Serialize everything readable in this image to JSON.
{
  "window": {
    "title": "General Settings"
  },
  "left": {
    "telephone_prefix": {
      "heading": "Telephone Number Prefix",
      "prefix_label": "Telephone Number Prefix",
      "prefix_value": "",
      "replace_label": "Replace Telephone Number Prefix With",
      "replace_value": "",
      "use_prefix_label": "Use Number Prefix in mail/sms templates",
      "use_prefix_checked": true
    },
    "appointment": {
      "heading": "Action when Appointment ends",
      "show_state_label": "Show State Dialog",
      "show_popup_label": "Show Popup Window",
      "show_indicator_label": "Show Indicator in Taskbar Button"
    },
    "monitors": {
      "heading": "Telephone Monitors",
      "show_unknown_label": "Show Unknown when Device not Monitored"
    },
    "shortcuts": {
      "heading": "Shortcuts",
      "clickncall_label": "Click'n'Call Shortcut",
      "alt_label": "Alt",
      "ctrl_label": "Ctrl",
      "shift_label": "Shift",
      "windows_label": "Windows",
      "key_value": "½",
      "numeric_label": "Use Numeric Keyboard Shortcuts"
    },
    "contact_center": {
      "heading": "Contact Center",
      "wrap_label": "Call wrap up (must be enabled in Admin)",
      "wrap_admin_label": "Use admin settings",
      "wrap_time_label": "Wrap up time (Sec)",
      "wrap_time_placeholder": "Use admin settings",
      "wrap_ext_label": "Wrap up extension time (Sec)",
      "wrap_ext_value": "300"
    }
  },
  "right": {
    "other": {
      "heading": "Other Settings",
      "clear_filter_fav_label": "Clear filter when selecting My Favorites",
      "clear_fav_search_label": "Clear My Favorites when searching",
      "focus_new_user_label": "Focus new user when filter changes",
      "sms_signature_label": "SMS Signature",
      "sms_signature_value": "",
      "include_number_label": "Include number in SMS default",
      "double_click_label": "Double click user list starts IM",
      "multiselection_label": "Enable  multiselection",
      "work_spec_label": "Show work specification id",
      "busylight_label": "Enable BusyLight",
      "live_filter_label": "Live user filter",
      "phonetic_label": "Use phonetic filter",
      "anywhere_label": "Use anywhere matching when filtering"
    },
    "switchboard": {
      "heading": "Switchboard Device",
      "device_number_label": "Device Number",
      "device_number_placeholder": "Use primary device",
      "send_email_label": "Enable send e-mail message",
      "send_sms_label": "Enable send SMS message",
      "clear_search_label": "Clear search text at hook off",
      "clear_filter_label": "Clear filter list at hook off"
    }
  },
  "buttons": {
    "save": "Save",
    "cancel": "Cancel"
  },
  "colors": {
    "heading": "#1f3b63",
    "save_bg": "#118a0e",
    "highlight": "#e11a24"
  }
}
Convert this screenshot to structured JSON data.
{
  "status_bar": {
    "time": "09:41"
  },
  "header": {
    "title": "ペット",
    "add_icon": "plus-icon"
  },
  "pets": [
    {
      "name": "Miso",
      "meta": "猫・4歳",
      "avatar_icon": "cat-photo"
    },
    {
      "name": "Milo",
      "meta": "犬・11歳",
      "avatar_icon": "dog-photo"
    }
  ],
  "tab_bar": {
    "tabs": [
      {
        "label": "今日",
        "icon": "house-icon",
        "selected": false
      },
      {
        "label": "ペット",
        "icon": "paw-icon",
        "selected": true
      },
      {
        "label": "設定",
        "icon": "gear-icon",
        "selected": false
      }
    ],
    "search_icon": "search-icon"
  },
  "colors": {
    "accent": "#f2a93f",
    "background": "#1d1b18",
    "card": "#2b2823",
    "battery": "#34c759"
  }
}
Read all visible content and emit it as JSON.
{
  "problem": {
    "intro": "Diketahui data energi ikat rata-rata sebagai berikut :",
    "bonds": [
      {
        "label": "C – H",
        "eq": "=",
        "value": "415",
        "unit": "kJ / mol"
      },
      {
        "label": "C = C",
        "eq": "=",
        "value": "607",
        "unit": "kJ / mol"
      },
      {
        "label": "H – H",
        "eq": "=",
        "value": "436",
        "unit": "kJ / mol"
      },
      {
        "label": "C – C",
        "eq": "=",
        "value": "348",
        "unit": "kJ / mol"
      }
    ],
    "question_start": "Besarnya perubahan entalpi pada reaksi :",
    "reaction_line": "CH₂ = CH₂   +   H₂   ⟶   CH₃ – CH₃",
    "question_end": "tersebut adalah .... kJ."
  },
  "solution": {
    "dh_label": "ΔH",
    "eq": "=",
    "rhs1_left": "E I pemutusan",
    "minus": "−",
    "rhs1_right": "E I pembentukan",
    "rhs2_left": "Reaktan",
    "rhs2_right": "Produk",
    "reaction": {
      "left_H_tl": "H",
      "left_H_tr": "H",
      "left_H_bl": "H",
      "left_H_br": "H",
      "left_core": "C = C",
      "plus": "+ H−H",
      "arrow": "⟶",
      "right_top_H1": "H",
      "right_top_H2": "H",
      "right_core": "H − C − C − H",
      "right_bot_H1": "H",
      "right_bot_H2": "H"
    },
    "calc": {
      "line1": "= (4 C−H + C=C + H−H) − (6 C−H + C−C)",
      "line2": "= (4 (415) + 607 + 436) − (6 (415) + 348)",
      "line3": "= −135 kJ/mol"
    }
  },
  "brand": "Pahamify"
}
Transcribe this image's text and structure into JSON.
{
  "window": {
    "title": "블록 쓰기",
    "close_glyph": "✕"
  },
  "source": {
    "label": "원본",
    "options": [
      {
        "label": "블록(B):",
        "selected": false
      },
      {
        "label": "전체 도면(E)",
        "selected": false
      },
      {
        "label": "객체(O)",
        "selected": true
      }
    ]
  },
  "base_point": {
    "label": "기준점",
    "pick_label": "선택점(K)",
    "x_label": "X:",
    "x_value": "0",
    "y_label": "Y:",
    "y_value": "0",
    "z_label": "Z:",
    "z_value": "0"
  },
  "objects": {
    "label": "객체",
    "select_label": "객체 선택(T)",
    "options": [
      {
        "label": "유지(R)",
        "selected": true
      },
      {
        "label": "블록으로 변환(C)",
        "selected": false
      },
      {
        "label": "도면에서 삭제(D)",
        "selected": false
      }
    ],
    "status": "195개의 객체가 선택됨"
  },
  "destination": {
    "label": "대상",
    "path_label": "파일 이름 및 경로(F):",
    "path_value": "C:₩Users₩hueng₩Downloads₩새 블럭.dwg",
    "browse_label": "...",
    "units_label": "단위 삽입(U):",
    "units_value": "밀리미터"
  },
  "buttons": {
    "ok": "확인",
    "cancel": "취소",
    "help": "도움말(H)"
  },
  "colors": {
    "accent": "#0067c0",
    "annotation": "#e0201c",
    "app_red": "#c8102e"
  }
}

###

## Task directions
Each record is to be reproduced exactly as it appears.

## Written response
Serialize everything readable in this image to JSON.
{
  "window": {
    "title": "General Settings"
  },
  "left": {
    "telephone_prefix": {
      "heading": "Telephone Number Prefix",
      "prefix_label": "Telephone Number Prefix",
      "prefix_value": "",
      "replace_label": "Replace Telephone Number Prefix With",
      "replace_value": "",
      "use_prefix_label": "Use Number Prefix in mail/sms templates",
      "use_prefix_checked": true
    },
    "appointment": {
      "heading": "Action when Appointment ends",
      "show_state_label": "Show State Dialog",
      "show_popup_label": "Show Popup Window",
      "show_indicator_label": "Show Indicator in Taskbar Button"
    },
    "monitors": {
      "heading": "Telephone Monitors",
      "show_unknown_label": "Show Unknown when Device not Monitored"
    },
    "shortcuts": {
      "heading": "Shortcuts",
      "clickncall_label": "Click'n'Call Shortcut",
      "alt_label": "Alt",
      "ctrl_label": "Ctrl",
      "shift_label": "Shift",
      "windows_label": "Windows",
      "key_value": "½",
      "numeric_label": "Use Numeric Keyboard Shortcuts"
    },
    "contact_center": {
      "heading": "Contact Center",
      "wrap_label": "Call wrap up (must be enabled in Admin)",
      "wrap_admin_label": "Use admin settings",
      "wrap_time_label": "Wrap up time (Sec)",
      "wrap_time_placeholder": "Use admin settings",
      "wrap_ext_label": "Wrap up extension time (Sec)",
      "wrap_ext_value": "300"
    }
  },
  "right": {
    "other": {
      "heading": "Other Settings",
      "clear_filter_fav_label": "Clear filter when selecting My Favorites",
      "clear_fav_search_label": "Clear My Favorites when searching",
      "focus_new_user_label": "Focus new user when filter changes",
      "sms_signature_label": "SMS Signature",
      "sms_signature_value": "",
      "include_number_label": "Include number in SMS default",
      "double_click_label": "Double click user list starts IM",
      "multiselection_label": "Enable  multiselection",
      "work_spec_label": "Show work specification id",
      "busylight_label": "Enable BusyLight",
      "live_filter_label": "Live user filter",
      "phonetic_label": "Use phonetic filter",
      "anywhere_label": "Use anywhere matching when filtering"
    },
    "switchboard": {
      "heading": "Switchboard Device",
      "device_number_label": "Device Number",
      "device_number_placeholder": "Use primary device",
      "send_email_label": "Enable send e-mail message",
      "send_sms_label": "Enable send SMS message",
      "clear_search_label": "Clear search text at hook off",
      "clear_filter_label": "Clear filter list at hook off"
    }
  },
  "buttons": {
    "save": "Save",
    "cancel": "Cancel"
  },
  "colors": {
    "heading": "#1f3b63",
    "save_bg": "#118a0e",
    "highlight": "#e11a24"
  }
}
Convert this screenshot to structured JSON data.
{
  "status_bar": {
    "time": "09:41"
  },
  "header": {
    "title": "ペット",
    "add_icon": "plus-icon"
  },
  "pets": [
    {
      "name": "Miso",
      "meta": "猫・4歳",
      "avatar_icon": "cat-photo"
    },
    {
      "name": "Milo",
      "meta": "犬・11歳",
      "avatar_icon": "dog-photo"
    }
  ],
  "tab_bar": {
    "tabs": [
      {
        "label": "今日",
        "icon": "house-icon",
        "selected": false
      },
      {
        "label": "ペット",
        "icon": "paw-icon",
        "selected": true
      },
      {
        "label": "設定",
        "icon": "gear-icon",
        "selected": false
      }
    ],
    "search_icon": "search-icon"
  },
  "colors": {
    "accent": "#f2a93f",
    "background": "#1d1b18",
    "card": "#2b2823",
    "battery": "#34c759"
  }
}
Read all visible content and emit it as JSON.
{
  "problem": {
    "intro": "Diketahui data energi ikat rata-rata sebagai berikut :",
    "bonds": [
      {
        "label": "C – H",
        "eq": "=",
        "value": "415",
        "unit": "kJ / mol"
      },
      {
        "label": "C = C",
        "eq": "=",
        "value": "607",
        "unit": "kJ / mol"
      },
      {
        "label": "H – H",
        "eq": "=",
        "value": "436",
        "unit": "kJ / mol"
      },
      {
        "label": "C – C",
        "eq": "=",
        "value": "348",
        "unit": "kJ / mol"
      }
    ],
    "question_start": "Besarnya perubahan entalpi pada reaksi :",
    "reaction_line": "CH₂ = CH₂   +   H₂   ⟶   CH₃ – CH₃",
    "question_end": "tersebut adalah .... kJ."
  },
  "solution": {
    "dh_label": "ΔH",
    "eq": "=",
    "rhs1_left": "E I pemutusan",
    "minus": "−",
    "rhs1_right": "E I pembentukan",
    "rhs2_left": "Reaktan",
    "rhs2_right": "Produk",
    "reaction": {
      "left_H_tl": "H",
      "left_H_tr": "H",
      "left_H_bl": "H",
      "left_H_br": "H",
      "left_core": "C = C",
      "plus": "+ H−H",
      "arrow": "⟶",
      "right_top_H1": "H",
      "right_top_H2": "H",
      "right_core": "H − C − C − H",
      "right_bot_H1": "H",
      "right_bot_H2": "H"
    },
    "calc": {
      "line1": "= (4 C−H + C=C + H−H) − (6 C−H + C−C)",
      "line2": "= (4 (415) + 607 + 436) − (6 (415) + 348)",
      "line3": "= −135 kJ/mol"
    }
  },
  "brand": "Pahamify"
}
Transcribe this image's text and structure into JSON.
{
  "window": {
    "title": "블록 쓰기",
    "close_glyph": "✕"
  },
  "source": {
    "label": "원본",
    "options": [
      {
        "label": "블록(B):",
        "selected": false
      },
      {
        "label": "전체 도면(E)",
        "selected": false
      },
      {
        "label": "객체(O)",
        "selected": true
      }
    ]
  },
  "base_point": {
    "label": "기준점",
    "pick_label": "선택점(K)",
    "x_label": "X:",
    "x_value": "0",
    "y_label": "Y:",
    "y_value": "0",
    "z_label": "Z:",
    "z_value": "0"
  },
  "objects": {
    "label": "객체",
    "select_label": "객체 선택(T)",
    "options": [
      {
        "label": "유지(R)",
        "selected": true
      },
      {
        "label": "블록으로 변환(C)",
        "selected": false
      },
      {
        "label": "도면에서 삭제(D)",
        "selected": false
      }
    ],
    "status": "195개의 객체가 선택됨"
  },
  "destination": {
    "label": "대상",
    "path_label": "파일 이름 및 경로(F):",
    "path_value": "C:₩Users₩hueng₩Downloads₩새 블럭.dwg",
    "browse_label": "...",
    "units_label": "단위 삽입(U):",
    "units_value": "밀리미터"
  },
  "buttons": {
    "ok": "확인",
    "cancel": "취소",
    "help": "도움말(H)"
  },
  "colors": {
    "accent": "#0067c0",
    "annotation": "#e0201c",
    "app_red": "#c8102e"
  }
}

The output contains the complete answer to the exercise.